Software systems can be validated as conforming to the CERT Oracle Secure Coding Standard for Java. Source code analysis tools, including compilers and static analysis tools, can be certified as able to validate source code as conforming to this coding standard.
Normative versus Nonnormative Text
Portions of this coding standard are intended to be normative; other portions are intended as good advice. The normative statements in these rules are the requirements for conformance with the standard. Normative statements use imperative language such as must, shall, and require. Normative portions of each rule must be analyzable, although automated analysis is infeasible for some rules and is not required.
Entirely nonnormative guidelines are excluded from this coding standard, but the authors of this book plan a follow-on effort to publish these guidelines.
Source Code Conformance
Conformance to The CERT Oracle Secure Coding Standard for Java can be used as a security indicator or metric. Although conformance does not guarantee the absence of vulnerabilities (for example, vulnerabilities resulting from design flaws), it does guarantee the absence of coding errors that are commonly found to be the root causes of vulnerabilities.
The easiest way to validate code as conforming to The CERT Oracle Secure Coding Standard for Java is to use a validated source code analysis tool.
Guidelines in this standard are classified into three levels (see Rule: Priority and Levels). Emphasis should be placed on conformance Level 1 (L1) guidelines. Software systems that are validated as complying with all Level 1 guidelines are considered to be L1 conforming. Software systems can be assessed as L1, L2, or fully conforming depending on the set of guidelines to which the system is validated.

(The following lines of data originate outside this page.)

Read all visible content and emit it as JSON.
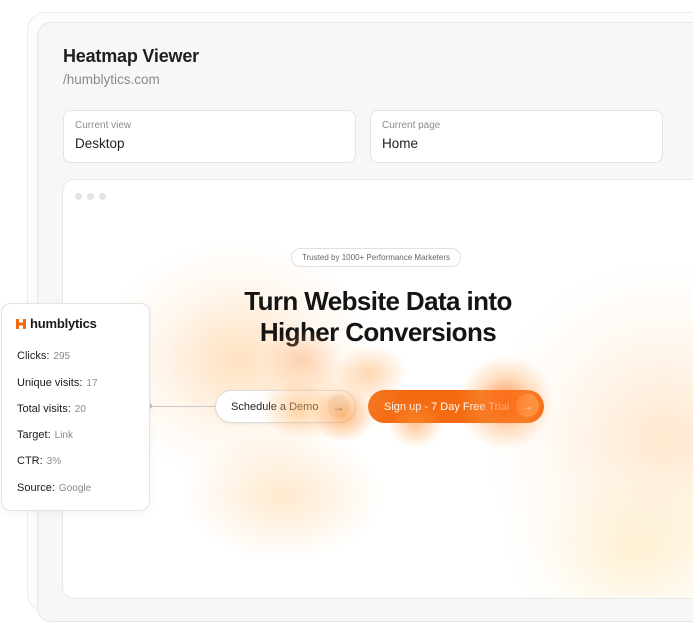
{
  "app": {
    "title": "Heatmap Viewer",
    "subtitle": "/humblytics.com"
  },
  "fields": {
    "view": {
      "label": "Current view",
      "value": "Desktop"
    },
    "page": {
      "label": "Current page",
      "value": "Home"
    }
  },
  "preview": {
    "badge": "Trusted by 1000+ Performance Marketers",
    "hero_line1": "Turn Website Data into",
    "hero_line2": "Higher Conversions",
    "demo_button": "Schedule a Demo",
    "signup_button": "Sign up - 7 Day Free Trial",
    "arrow_glyph": "→"
  },
  "stats": {
    "brand": "humblytics",
    "rows": [
      {
        "label": "Clicks:",
        "value": "295"
      },
      {
        "label": "Unique visits:",
        "value": "17"
      },
      {
        "label": "Total visits:",
        "value": "20"
      },
      {
        "label": "Target:",
        "value": "Link"
      },
      {
        "label": "CTR:",
        "value": "3%"
      },
      {
        "label": "Source:",
        "value": "Google"
      }
    ]
  },
  "colors": {
    "accent": "#f36a10",
    "accent_light": "#ff8a3a",
    "muted_text": "#8a8a8a"
  }
}
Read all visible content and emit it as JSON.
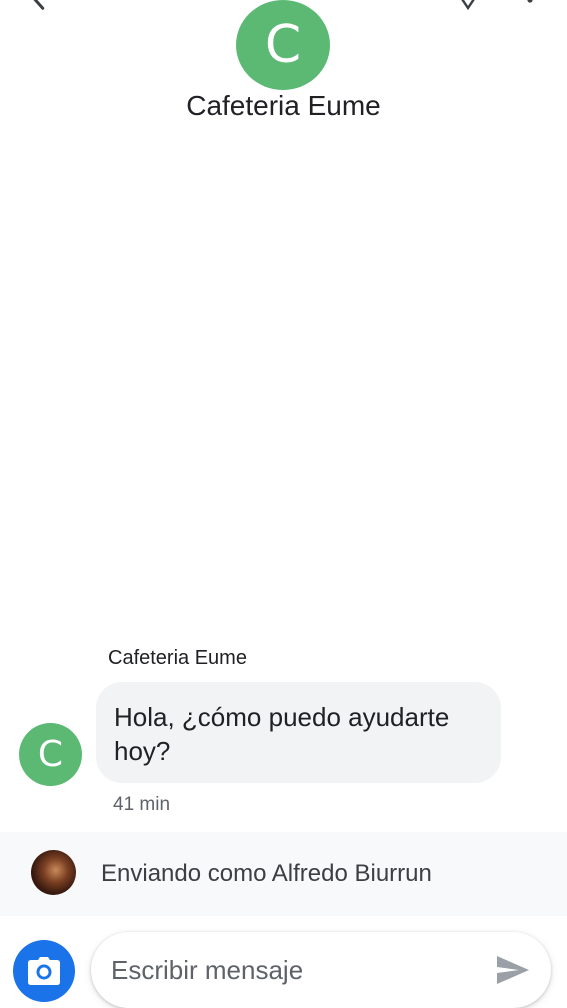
{
  "header": {
    "avatar_letter": "C",
    "title": "Cafeteria Eume",
    "icons": [
      "back-arrow-icon",
      "labs-icon",
      "more-vert-icon"
    ]
  },
  "conversation": {
    "messages": [
      {
        "sender": "Cafeteria Eume",
        "avatar_letter": "C",
        "text_line1": "Hola, ¿cómo puedo ayudarte",
        "text_line2": "hoy?",
        "time": "41 min"
      }
    ]
  },
  "sending": {
    "label": "Enviando como Alfredo Biurrun"
  },
  "composer": {
    "placeholder": "Escribir mensaje",
    "camera_icon": "camera-icon",
    "send_icon": "send-icon"
  },
  "colors": {
    "avatar_green": "#5bb974",
    "accent_blue": "#1a73e8",
    "bubble_bg": "#f1f3f4"
  }
}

Strict adherence to all guidelines is unlikely. Consequently, deviations associated with individual situations are permissible.
To claim compliance with this standard, software developers must be able to produce on request documentation as to which systematic and specific deviations have been permitted during development.
Static analysis tools such as FindBugs! that analyze Java bytecode can frequently discover violations of this secure coding standard in third-party libraries as well as in custom code. Violations of secure coding rules in third-party libraries are treated in the same manner is if they appeared in custom code.